Tom is both a character in the play and the play's narrator. At the very beginning and at several points along the way Tom, as narrator, stands on the fire escape outside the Wingfields' apartment and addresses you directly. He tells you about a period of time-about three or four years ago-when he broke away from his mother and sister and became a wanderer. He also sets the scene, establishes the mood, comments on the world situation, and gives you background information.
You know how hard it sometimes is to remember details of events that happened only yesterday? Tom knows, too, that you can't always depend on your memory. So rather than trying to re-create precisely what took place several years ago, he presents the story unrealistically. At dinner, for example, the characters don't use real dishes and utensils. They pretend to be eating. And if the actors are good, the illusion is quite satisfactory.

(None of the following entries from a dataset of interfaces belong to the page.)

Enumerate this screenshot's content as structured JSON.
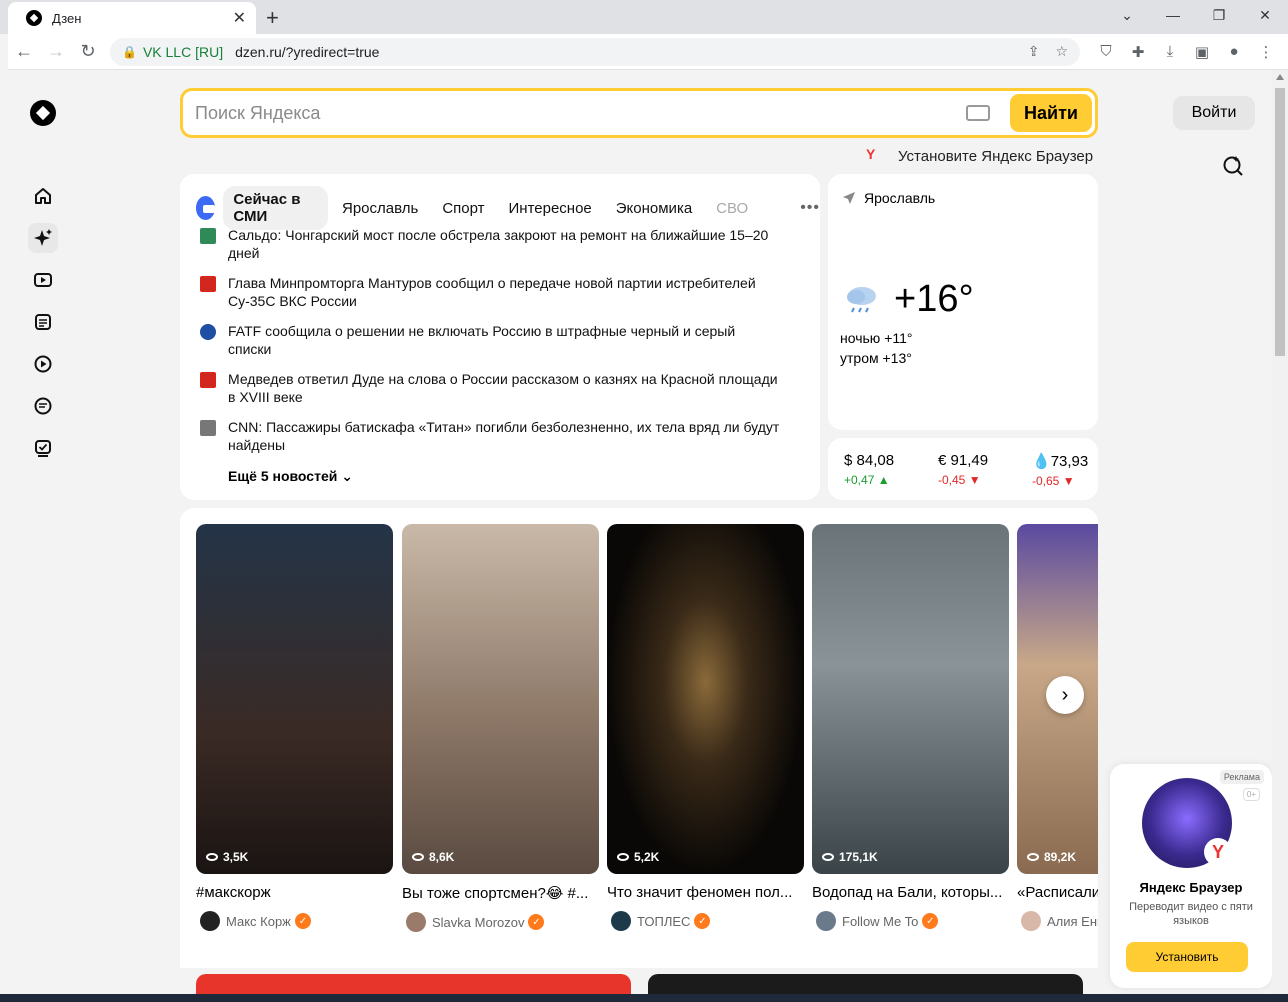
{
  "browser": {
    "tab_title": "Дзен",
    "cert": "VK LLC [RU]",
    "url": "dzen.ru/?yredirect=true"
  },
  "search": {
    "placeholder": "Поиск Яндекса",
    "button": "Найти"
  },
  "header": {
    "login": "Войти",
    "promo": "Установите Яндекс Браузер"
  },
  "news": {
    "tabs": [
      "Сейчас в СМИ",
      "Ярославль",
      "Спорт",
      "Интересное",
      "Экономика",
      "СВО"
    ],
    "items": [
      {
        "text": "Сальдо: Чонгарский мост после обстрела закроют на ремонт на ближайшие 15–20 дней",
        "color": "#2e8b57"
      },
      {
        "text": "Глава Минпромторга Мантуров сообщил о передаче новой партии истребителей Су-35С ВКС России",
        "color": "#d3261f"
      },
      {
        "text": "FATF сообщила о решении не включать Россию в штрафные черный и серый списки",
        "color": "#1f4fa3"
      },
      {
        "text": "Медведев ответил Дуде на слова о России рассказом о казнях на Красной площади в XVIII веке",
        "color": "#d3261f"
      },
      {
        "text": "CNN: Пассажиры батискафа «Титан» погибли безболезненно, их тела вряд ли будут найдены",
        "color": "#555555"
      }
    ],
    "more": "Ещё 5 новостей"
  },
  "weather": {
    "city": "Ярославль",
    "temp": "+16°",
    "night": "ночью +11°",
    "morning": "утром +13°"
  },
  "rates": [
    {
      "value": "$ 84,08",
      "delta": "+0,47",
      "dir": "up"
    },
    {
      "value": "€ 91,49",
      "delta": "-0,45",
      "dir": "down"
    },
    {
      "value": "73,93",
      "delta": "-0,65",
      "dir": "down"
    }
  ],
  "feed": [
    {
      "views": "3,5K",
      "title": "#макскорж",
      "author": "Макс Корж",
      "bg": "#3a4a5c"
    },
    {
      "views": "8,6K",
      "title": "Вы тоже спортсмен?😂 #...",
      "author": "Slavka Morozov",
      "bg": "#8a7a6a"
    },
    {
      "views": "5,2K",
      "title": "Что значит феномен пол...",
      "author": "ТОПЛЕС",
      "bg": "#1a1410"
    },
    {
      "views": "175,1K",
      "title": "Водопад на Бали, которы...",
      "author": "Follow Me To",
      "bg": "#5a6468"
    },
    {
      "views": "89,2K",
      "title": "«Расписали",
      "author": "Алия Ени",
      "bg": "#b89878"
    }
  ],
  "ad": {
    "tag": "Реклама",
    "age": "0+",
    "name": "Яндекс Браузер",
    "desc": "Переводит видео с пяти языков",
    "install": "Установить"
  }
}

"Memory," the playwright tells you in his stage directions, "takes a lot of poetic license" because it is "seated predominantly in the heart." Consider Williams' words a fair warning that what you see on stage is only approximately what happened in reality. Every event has been filtered by time and by Tom's feelings. Amanda's nagging is supposed to irritate you, just as it irritates Tom. If at any time you find Laura particularly lovely or especially helpless, consider those impressions to be Tom's, too. In short, Tom is your emotional guide through the play.
You may notice that Tom's vision extends even beyond what he actually saw or experienced. Some scenes include only Laura and Amanda or Jim O'Connor. Since Tom can't know exactly what happened when he wasn't there, he invents dialogue and action and shows you what might have occurred. Is that a flaw in the play?

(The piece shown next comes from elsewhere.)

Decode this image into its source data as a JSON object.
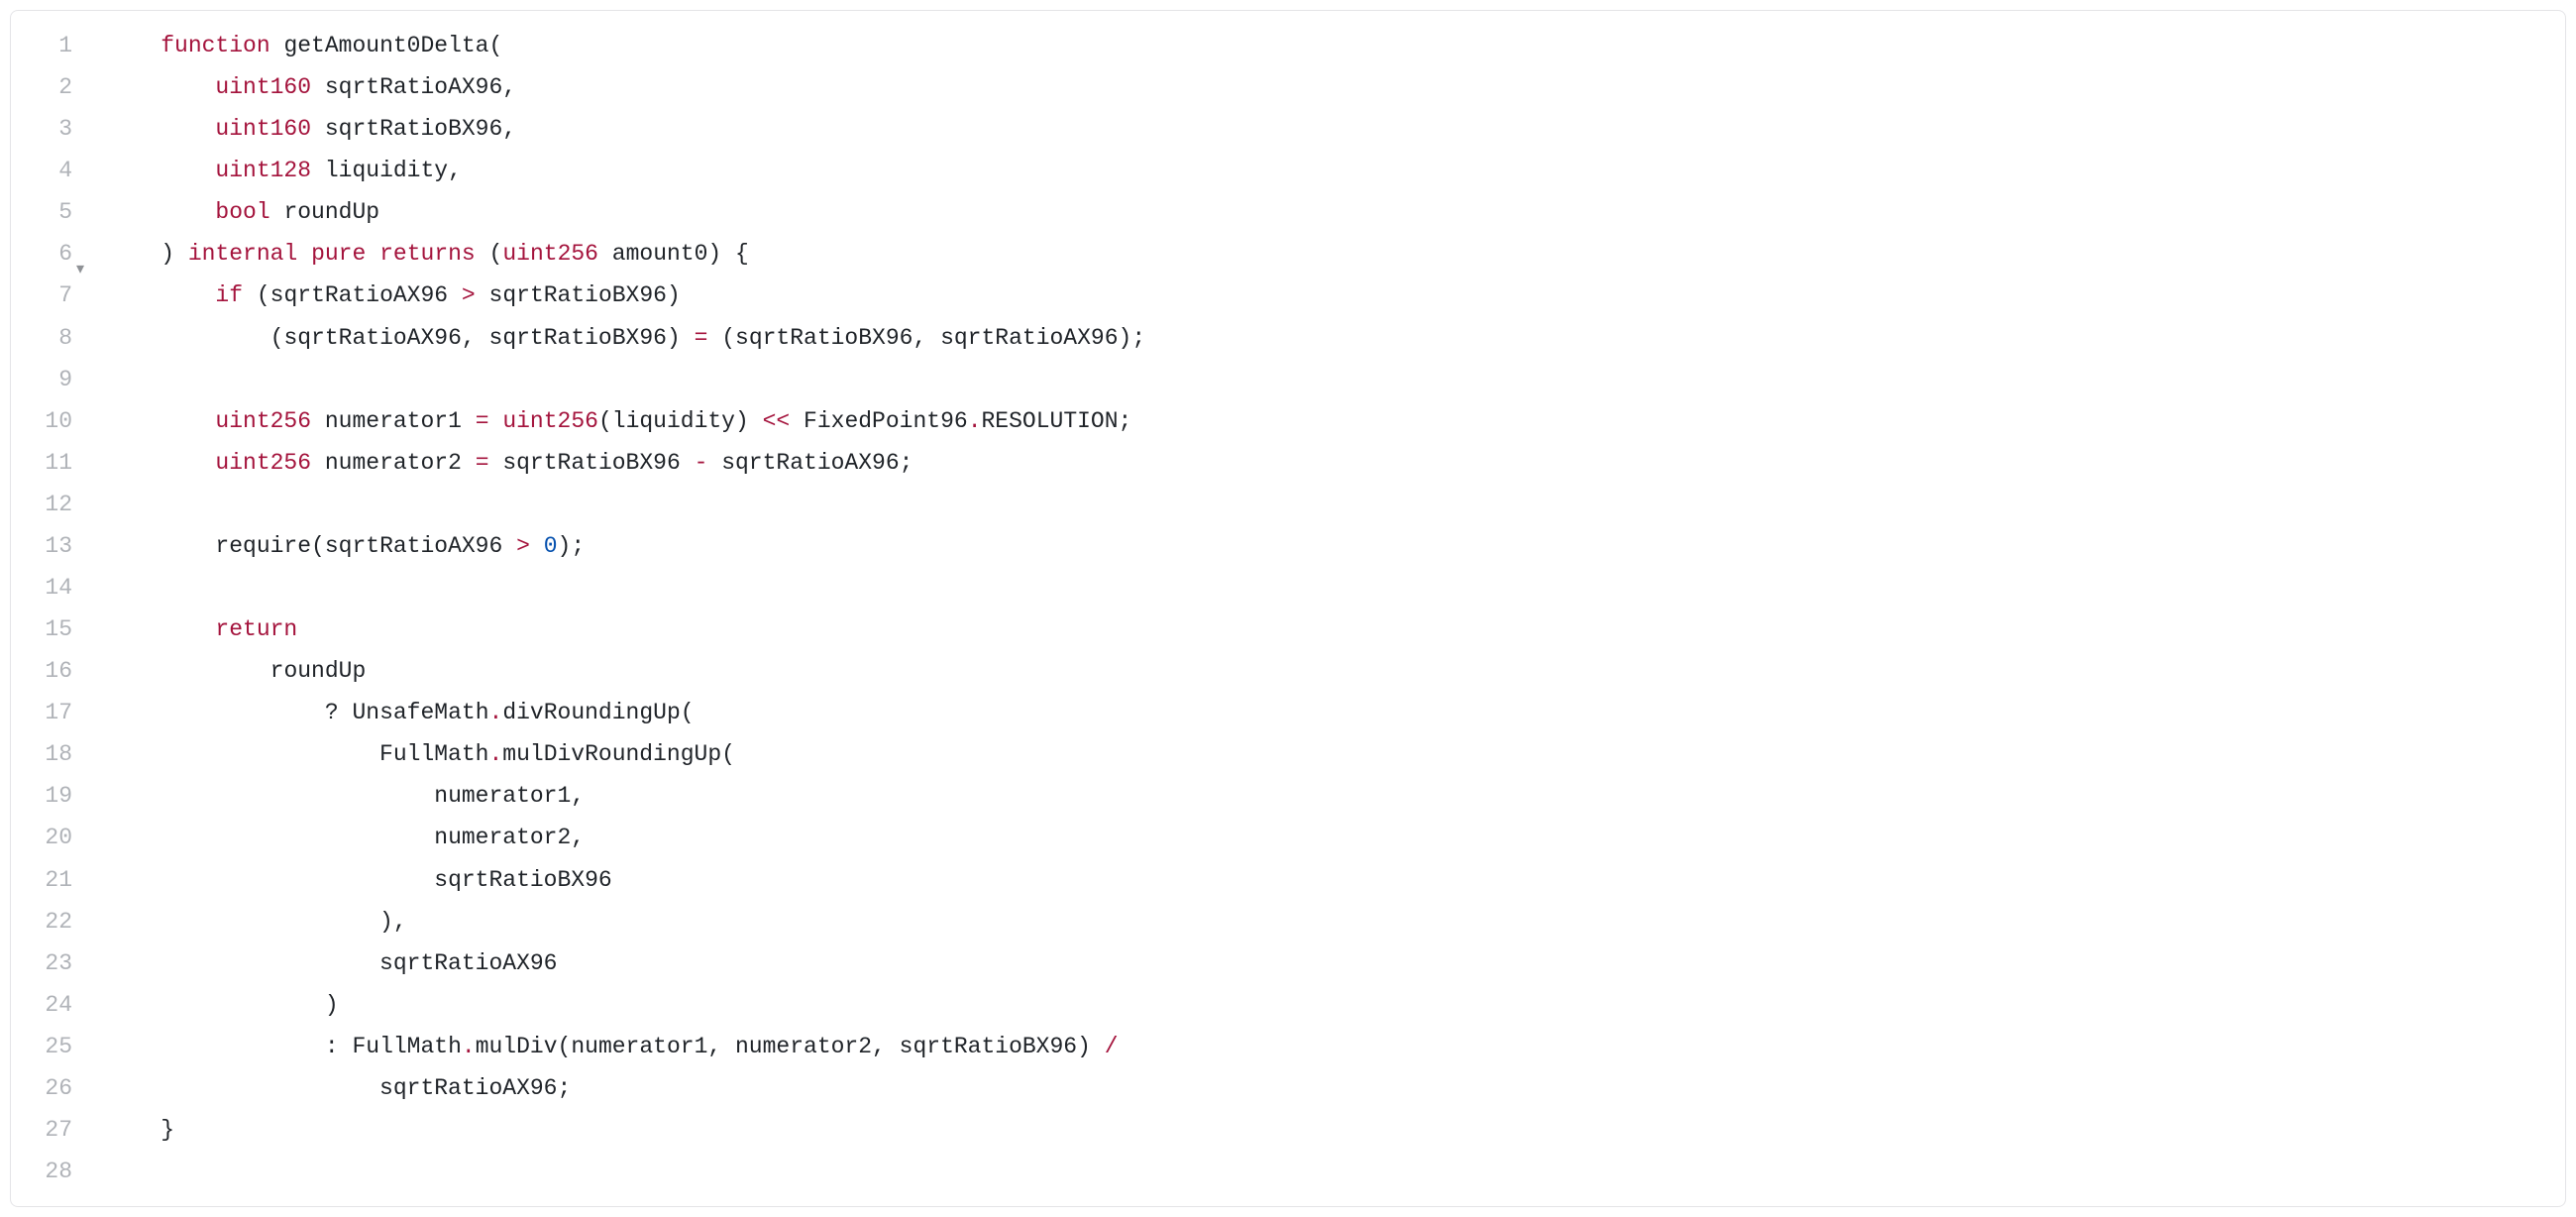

When people look back to the past, do they recall the good things more readily than the bad? Does Tom? Or do his memories seem more bitter than sweet? Or are his recollections flavored by both? Tom often speaks ironically. Note how he describes Amanda on the phone in Scene Three. Is Tom's humor biting? Or do you find it gentle, touched by nostalgia? Tom calls the play "sentimental," which suggests Tennessee Williams' intentions.
FORM AND STRUCTURE

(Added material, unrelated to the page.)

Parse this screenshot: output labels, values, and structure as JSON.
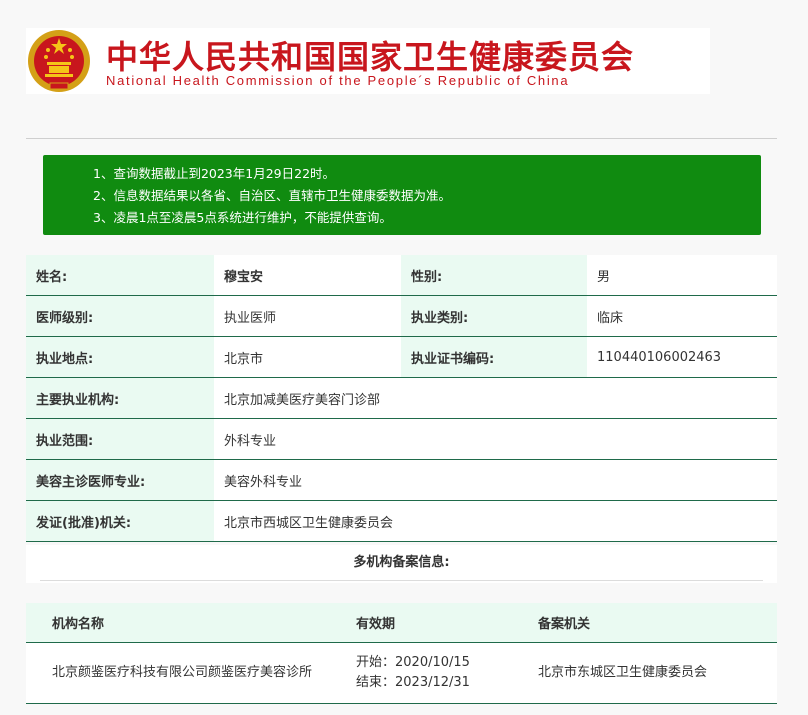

The play has seven scenes. The first four take place over a few days' time during the winter season. The remaining scenes occur on two successive evenings during the following spring. Since the play contains no formal "acts," a director can prescribe an intermission at any time. How would you divide the play if you were directing a performance? In formulating your answer take into account the passage of time, climactic moments in the play, and the development of the characters. Why do you suppose Williams chose not to tell you where to break the action?
Williams attempted to unify the several episodes by devising a series of projected images and words on a screen, but most directors don't bother using the technique. The story, they feel, can stand unaided, despite repeated jumps between present and past.
Tom, the narrator, exists in the present. He talks directly to the audience at the start of the play, at the openings of Scenes Three and Six, and again at the end. Also, he steps briefly into the narrator's shoes part way through Scene Five.
The rest of the time Tom is a character in the play. Even at those times, however, your focus is shifted to the past. Amanda, for example, frequently recalls her life as a young girl, and Laura and Jim refer to their high school days, which ended six years before.
Because the play comes from Tom's memory, time loses its usual sequence and structure in The Glass Menagerie. In your memory, thoughts can bounce at will between the recent and distant past. That may explain the play's flow of events. During most of the play Tom's memory is fastened to the period just before he leaves home. Each episode in the play helps to explain why in the end Tom had no choice but to escape. If you examine his closing speech, however, you'll see whether or not he truly escaped.